LI Solar Farm construction shifts into high gear
June 2, 2011
A rainy and dreary spring has not put a damper on efforts to construct what will be the largest solar photovoltaic power plant in the eastern United States, now taking shape in the eastern portion of the Brookhaven Lab site. Just about six months after site preparation work began last November, the Long Island Solar Farm is now more than halfway complete. The 200-acre, 32-megawatt solar project, a collaboration between BP Solar, the Long Island Power Authority, and the Department of Energy (which provided the land for the project) is on track to start providing power to Long Island residents later this fall. It will generate enough renewable energy to power approximately 4,500 homes, and help NY State meet its clean energy and carbon reduction goals.
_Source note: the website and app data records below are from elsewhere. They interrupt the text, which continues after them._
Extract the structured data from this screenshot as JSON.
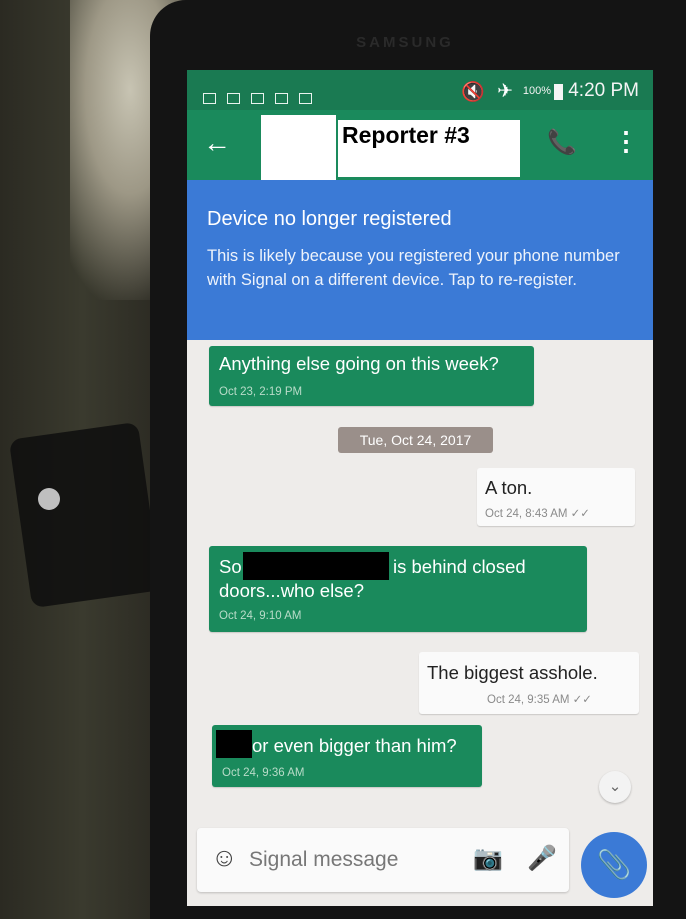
{
  "device": {
    "brand": "SAMSUNG"
  },
  "statusbar": {
    "battery": "100%",
    "time": "4:20 PM",
    "icons": [
      "notification-icon",
      "notification-icon",
      "notification-icon",
      "mail-icon",
      "image-icon",
      "mute-icon",
      "airplane-icon",
      "battery-icon"
    ]
  },
  "toolbar": {
    "title": "Reporter #3",
    "back_icon": "arrow-left-icon",
    "call_icon": "phone-icon",
    "menu_icon": "more-vert-icon"
  },
  "banner": {
    "title": "Device no longer registered",
    "body": "This is likely because you registered your phone number with Signal on a different device. Tap to re-register."
  },
  "messages": [
    {
      "direction": "incoming",
      "text": "Anything else going on this week?",
      "time": "Oct 23, 2:19 PM"
    },
    {
      "type": "date",
      "text": "Tue, Oct 24, 2017"
    },
    {
      "direction": "outgoing",
      "text": "A ton.",
      "time": "Oct 24, 8:43 AM"
    },
    {
      "direction": "incoming",
      "text_pre": "So",
      "text_post": "is behind closed",
      "text_line2": "doors...who else?",
      "time": "Oct 24, 9:10 AM"
    },
    {
      "direction": "outgoing",
      "text": "The biggest asshole.",
      "time": "Oct 24, 9:35 AM"
    },
    {
      "direction": "incoming",
      "text": "or even bigger than him?",
      "time": "Oct 24, 9:36 AM"
    }
  ],
  "composer": {
    "placeholder": "Signal message"
  },
  "colors": {
    "green": "#1a8a5c",
    "blue": "#3b7ad6",
    "status_green": "#1a7a52"
  }
}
To date, workers have mounted nearly 90,000 of the 164,000 solar panels that will make up the array, and have installed 11,500 of the 13,000 piles and 4,600 of the 6,800 racks that will hold the panels in place and tilt them toward the sun. Right now, more than 200 workers swarm the site, adding thousands of panels each day and installing the power inverters and cabling that will carry electricity from the panels to the electric grid.
“Our local crews have made great progress after a challenging winter season,” said Pete Resler, manager of Global Communications & External Affairs for BP Solar. ”Soon, Long Island and Brookhaven Lab will showcase the bright future of American renewable energy.”
Even as the construction progresses, Brookhaven Lab scientists continue to develop their own research agenda for the large array and a planned smaller one. The large array will incorporate advanced monitoring equipment that will allow researchers to monitor, in real time, how much power the array is generating in relation to the amount of cloud cover present — giving them the ability to look at the impact of microscale elements like individual clouds on the array’s output.
Researchers are also developing the ability to predict, up to 30 minutes in advance, the output of the large array based on observation, tracking, and evaluation of cloud conditions. This technique, known as “nowcasting,” uses optical imaging of the clouds and sophisticated software to identify shapes, track movements, and evaluate the optical density of the clouds — that is, how much light is filtered by clouds overhead. This type of near-term forecasting will help utilities anticipate changes — such as dips in solar-generated power at times of cloud cover — and make adjustments before they occur to maintain constant power on the grid.
“There’s not a lot of data available on how arrays of this size will function in the changeable weather of the northeastern United States,” said Pat Looney, chair of the Lab’s Sustainable Energy Department. “We have a unique opportunity here to determine how these types of factors might impact our ability to smoothly integrate renewables into the grid.”
Research at the smaller array, while still under discussion, will likely include testing of new inverter and power supply technologies, as well as advanced energy storage devices that will enable power generated during peak output times to be stored for use during times of greatest demand — when the sun may not be shining.
“The smaller research array will serve as a collaborative platform for the Laboratory,” said Looney. “It’s an opportunity for us to work with businesses in New York — especially here on Long Island — as well as university partners here and across the country to design, build, and test new solar-related technologies,” said Looney.
2011-2413 | INT/EXT | Newsroom